Few things age faster than an ostentatious rock band. No rock bands were ever more ostentatious than the British art-rock groups of the mid-'70s. Thus the British art-rock quintet, Renaissance, sounded like an embarrassing anachronism at the Wax Museum last night. The lyrics, which once passed as literary, now seemed trite; the classical influences, once described as artistic, now seemed like gimmicks.

Three original members--vocalist Annie Haslam, bassist Jon Camp and guitarist Michael Dunford--were joined by newcomers Gavin Harrison on drums and Mick Taylor on keyboards. Old songs like "Can You Hear Me Call" seemed a bit musty and kitschy. The techno-pop edge added to new songs like "Missing Persons" came across as just one more gimmick in the mix. Haslam's lush five-octave voice was once the best reason to hear Renaissance, but last night her tone was thin and she kept missing high notes.

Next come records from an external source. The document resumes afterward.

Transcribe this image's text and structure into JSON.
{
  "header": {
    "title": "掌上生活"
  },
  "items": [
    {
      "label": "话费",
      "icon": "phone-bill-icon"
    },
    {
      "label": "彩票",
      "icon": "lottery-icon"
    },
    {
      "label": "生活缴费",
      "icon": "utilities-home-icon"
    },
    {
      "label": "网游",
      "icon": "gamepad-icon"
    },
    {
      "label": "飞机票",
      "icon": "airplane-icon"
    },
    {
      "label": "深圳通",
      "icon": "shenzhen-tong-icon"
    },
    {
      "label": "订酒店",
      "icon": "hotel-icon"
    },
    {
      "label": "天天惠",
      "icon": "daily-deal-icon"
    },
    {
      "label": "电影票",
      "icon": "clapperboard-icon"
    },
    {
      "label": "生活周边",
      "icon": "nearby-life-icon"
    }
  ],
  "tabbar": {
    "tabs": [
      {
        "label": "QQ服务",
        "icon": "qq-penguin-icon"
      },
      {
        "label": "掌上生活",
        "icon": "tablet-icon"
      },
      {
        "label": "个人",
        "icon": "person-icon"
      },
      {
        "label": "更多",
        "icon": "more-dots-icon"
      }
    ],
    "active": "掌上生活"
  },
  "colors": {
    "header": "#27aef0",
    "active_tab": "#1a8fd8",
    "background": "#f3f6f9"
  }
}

There are few things as pointless as a new band persuing a bankrupt musical genre. Yet that's just what Encounter, a local quintet, did in the first set. They played ostentatious art-rock very well--even better than Renaissance, actually--but it still sounded pretentious and boring.